True Great And A Serial Winner
It wasn’t compulsory for Wolves to have a half-back of a certain striking hair colour in the 1950s and 1960s. But it might have seemed that way. Billy Wright occupied the no 5 and no 6 shirts for almost two decades, Graham Hawkins did so for a much briefer spell years after and, linking the two, another blond bombshell, Ron Flowers, emerged as a true colossus of Molineux’s glory years.
With A Teacher Like Bert, How Could He Fail?
Taking over from Malcolm Finlayson was one thing; being called ‘The Young Cat’ around Molineux ramped up the pressure even more. But there was enough in the friendship and working relationship between Fred Davies and Bert Williams to encourage comparisons – and for a virtual guarantee of career progression.
Pure Gold, The Part-Timer Who Won The Lot
What a player, what a life, what a man! There was, quite simply, so much to William John Slater. His colossal football achievements were nothing like the full story. He was an absolute one-off; a throwback not so much to a different era but to what in many ways was a different game.
A Game In Mourning At Passing Of True Gentleman

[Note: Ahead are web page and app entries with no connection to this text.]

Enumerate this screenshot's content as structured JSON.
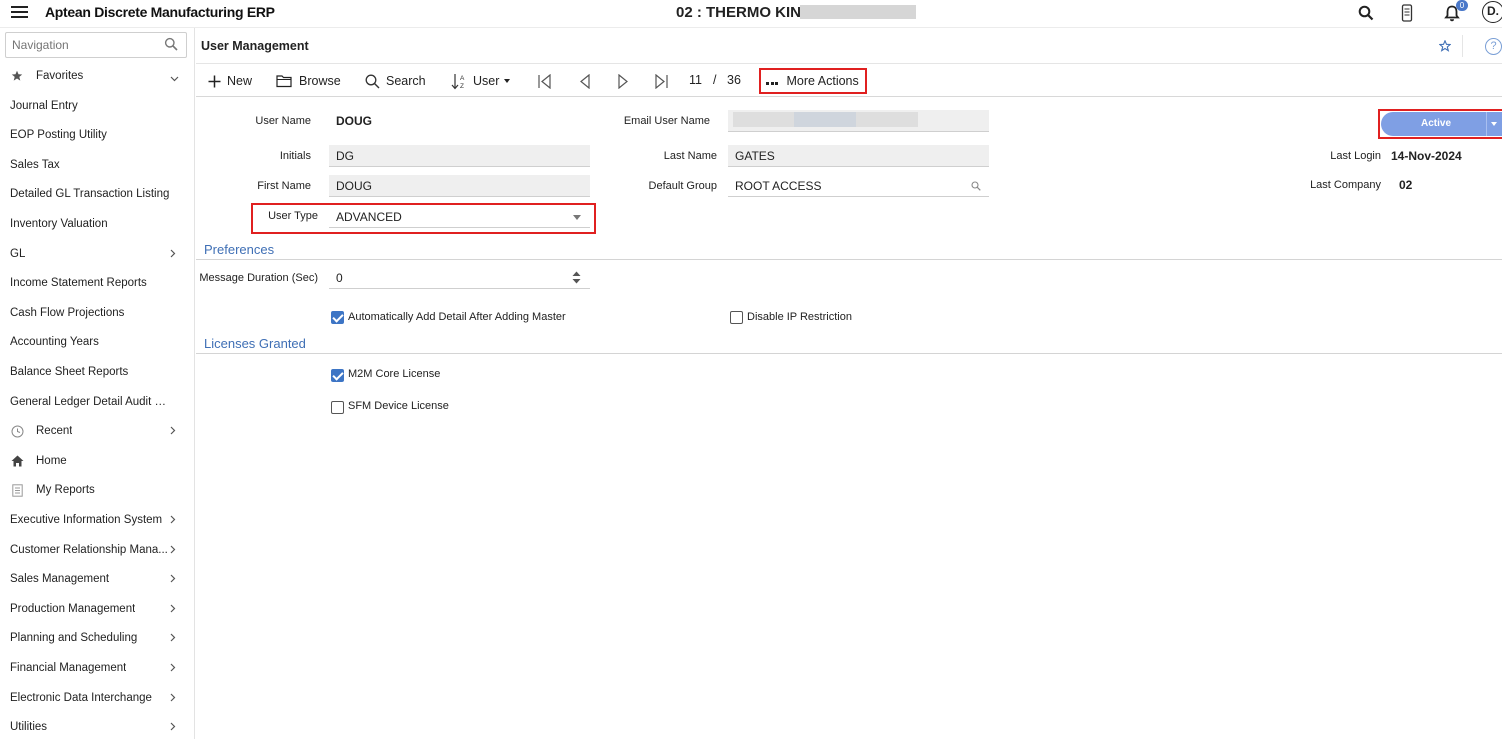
{
  "app": {
    "title": "Aptean Discrete Manufacturing ERP",
    "company": "02 : THERMO KING",
    "notifications_count": "0",
    "avatar_initials": "D."
  },
  "nav": {
    "search_placeholder": "Navigation",
    "items": [
      {
        "label": "Favorites",
        "icon": "star-icon",
        "chevron": "down"
      },
      {
        "label": "Journal Entry"
      },
      {
        "label": "EOP Posting Utility"
      },
      {
        "label": "Sales Tax"
      },
      {
        "label": "Detailed GL Transaction Listing"
      },
      {
        "label": "Inventory Valuation"
      },
      {
        "label": "GL",
        "chevron": "right"
      },
      {
        "label": "Income Statement Reports"
      },
      {
        "label": "Cash Flow Projections"
      },
      {
        "label": "Accounting Years"
      },
      {
        "label": "Balance Sheet Reports"
      },
      {
        "label": "General Ledger Detail Audit Rep..."
      },
      {
        "label": "Recent",
        "icon": "clock-icon",
        "chevron": "right"
      },
      {
        "label": "Home",
        "icon": "home-icon"
      },
      {
        "label": "My Reports",
        "icon": "report-icon"
      },
      {
        "label": "Executive Information System",
        "chevron": "right"
      },
      {
        "label": "Customer Relationship Mana...",
        "chevron": "right"
      },
      {
        "label": "Sales Management",
        "chevron": "right"
      },
      {
        "label": "Production Management",
        "chevron": "right"
      },
      {
        "label": "Planning and Scheduling",
        "chevron": "right"
      },
      {
        "label": "Financial Management",
        "chevron": "right"
      },
      {
        "label": "Electronic Data Interchange",
        "chevron": "right"
      },
      {
        "label": "Utilities",
        "chevron": "right"
      }
    ]
  },
  "page": {
    "title": "User Management"
  },
  "toolbar": {
    "new": "New",
    "browse": "Browse",
    "search": "Search",
    "sort": "User",
    "record_current": "11",
    "record_sep": "/",
    "record_total": "36",
    "more_actions": "More Actions"
  },
  "form": {
    "user_name_label": "User Name",
    "user_name": "DOUG",
    "initials_label": "Initials",
    "initials": "DG",
    "first_name_label": "First Name",
    "first_name": "DOUG",
    "user_type_label": "User Type",
    "user_type": "ADVANCED",
    "email_label": "Email User Name",
    "last_name_label": "Last Name",
    "last_name": "GATES",
    "default_group_label": "Default Group",
    "default_group": "ROOT ACCESS",
    "status": "Active",
    "last_login_label": "Last Login",
    "last_login": "14-Nov-2024",
    "last_company_label": "Last Company",
    "last_company": "02"
  },
  "preferences": {
    "title": "Preferences",
    "message_duration_label": "Message Duration (Sec)",
    "message_duration": "0",
    "auto_add_detail_label": "Automatically Add Detail After Adding Master",
    "auto_add_detail": true,
    "disable_ip_label": "Disable IP Restriction",
    "disable_ip": false
  },
  "licenses": {
    "title": "Licenses Granted",
    "m2m_core_label": "M2M Core License",
    "m2m_core": true,
    "sfm_device_label": "SFM Device License",
    "sfm_device": false
  },
  "colors": {
    "accent": "#3f6fb5",
    "highlight": "#e02020",
    "status_button": "#7f9fe4"
  }
}
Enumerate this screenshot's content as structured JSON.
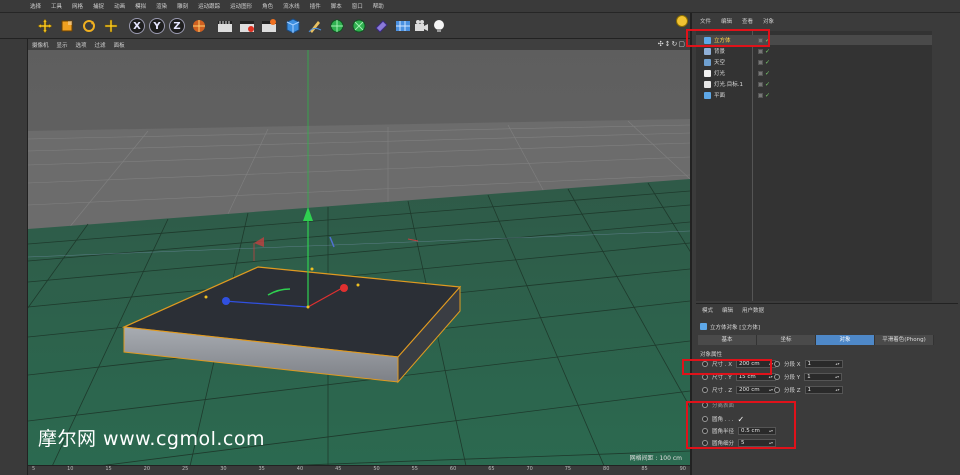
{
  "menubar": {
    "items": [
      "选择",
      "工具",
      "网格",
      "捕捉",
      "动画",
      "模拟",
      "渲染",
      "雕刻",
      "运动跟踪",
      "运动图形",
      "角色",
      "流水线",
      "插件",
      "脚本",
      "窗口",
      "帮助"
    ]
  },
  "toolbar": {
    "axis_x": "X",
    "axis_y": "Y",
    "axis_z": "Z",
    "icons": [
      "move-tool-icon",
      "scale-tool-icon",
      "rotate-tool-icon",
      "create-tool-icon",
      "coordinate-system-icon",
      "render-view-icon",
      "render-picture-icon",
      "edit-render-settings-icon",
      "cube-icon",
      "pen-icon",
      "subdivision-icon",
      "deformer-icon",
      "tag-icon",
      "environment-icon",
      "camera-icon",
      "light-icon"
    ]
  },
  "viewport": {
    "menus": [
      "摄像机",
      "显示",
      "选项",
      "过滤",
      "面板"
    ],
    "nav_glyphs": "✣↕↻▢",
    "grid_readout": "网格间距 : 100 cm",
    "watermark": "摩尔网 www.cgmol.com"
  },
  "timeline": {
    "ticks": [
      "5",
      "10",
      "15",
      "20",
      "25",
      "30",
      "35",
      "40",
      "45",
      "50",
      "55",
      "60",
      "65",
      "70",
      "75",
      "80",
      "85",
      "90"
    ]
  },
  "object_manager": {
    "tabs": [
      "文件",
      "编辑",
      "查看",
      "对象"
    ],
    "objects": [
      {
        "name": "立方体",
        "icon": "cube-icon",
        "selected": true
      },
      {
        "name": "背景",
        "icon": "background-icon",
        "selected": false
      },
      {
        "name": "天空",
        "icon": "sky-icon",
        "selected": false
      },
      {
        "name": "灯光",
        "icon": "light-icon",
        "selected": false
      },
      {
        "name": "灯光.目标.1",
        "icon": "target-light-icon",
        "selected": false
      },
      {
        "name": "平面",
        "icon": "plane-icon",
        "selected": false
      }
    ]
  },
  "attributes": {
    "mode_tabs": [
      "模式",
      "编辑",
      "用户数据"
    ],
    "title": "立方体对象 [立方体]",
    "tabs": [
      "基本",
      "坐标",
      "对象",
      "平滑着色(Phong)"
    ],
    "active_tab": "对象",
    "section": "对象属性",
    "size_x_label": "尺寸 . X",
    "size_x": "200 cm",
    "size_y_label": "尺寸 . Y",
    "size_y": "15 cm",
    "size_z_label": "尺寸 . Z",
    "size_z": "200 cm",
    "seg_x_label": "分段 X",
    "seg_x": "1",
    "seg_y_label": "分段 Y",
    "seg_y": "1",
    "seg_z_label": "分段 Z",
    "seg_z": "1",
    "separate_surfaces_label": "分离表面",
    "fillet_label": "圆角 . . .",
    "fillet_checked": "✓",
    "fillet_radius_label": "圆角半径",
    "fillet_radius": "0.5 cm",
    "fillet_subdivision_label": "圆角细分",
    "fillet_subdivision": "5"
  }
}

So many tributes, so many anecdotes. But, with Graham Taylor, they just keep coming. Any fears that the well of stories might have run dry following the pre-weekend decision to slightly delay our own official marking of his dreadfully sad passing-away have thankfully not materialised.
Cup Hero Who Lit Up Wembley

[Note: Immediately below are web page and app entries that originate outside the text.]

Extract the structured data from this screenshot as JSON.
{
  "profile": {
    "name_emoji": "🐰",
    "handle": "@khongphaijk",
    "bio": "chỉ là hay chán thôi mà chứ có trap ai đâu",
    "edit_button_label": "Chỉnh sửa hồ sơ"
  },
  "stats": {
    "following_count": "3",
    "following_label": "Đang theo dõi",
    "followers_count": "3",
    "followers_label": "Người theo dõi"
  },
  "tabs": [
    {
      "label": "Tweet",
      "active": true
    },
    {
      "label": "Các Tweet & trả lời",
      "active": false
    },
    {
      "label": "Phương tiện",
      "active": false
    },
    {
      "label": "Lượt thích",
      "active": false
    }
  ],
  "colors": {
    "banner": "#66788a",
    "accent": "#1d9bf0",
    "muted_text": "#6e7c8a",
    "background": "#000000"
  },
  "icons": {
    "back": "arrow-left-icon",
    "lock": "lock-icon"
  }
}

Wolves’ history is littered with players who arrived in these parts from different corners of the UK, married local girls and stayed in the area; Liverpudlian Jimmy Dunn, for example. Sammy Smyth, who outlived his fellow inside-forward by almost two years in becoming the last survivor of the first post-war Wolves team to win the FA Cup, was one of those of whom we saw much less in his dotage.
Loyal Servant Chalked Up The Full Set Of Roles
And so another one leaves us ahead of his time. Graham Hawkins – tall, bronzed and with a physique to be seriously envied – has gone at the age of 70. It’s bad enough when we bid our farewells to Wolves favourites in their 80s and 90s. This seems way too young to be saying goodbye.
Fabulous Career That Was Robbed Of Its England Glory
To the long list of 1950s Wolverhampton Wanderers greats, we are also thankfully able to come up with a second roll of honour. Bert Williams would definitely be on there, so too Malcolm Finlayson, Bill Slater and Dennis Wilshaw, and you would find places for Eddie Stuart, Jimmy Mullen, Ron Flowers and Peter Broadbent – grouped together as proprietors of town centre businesses.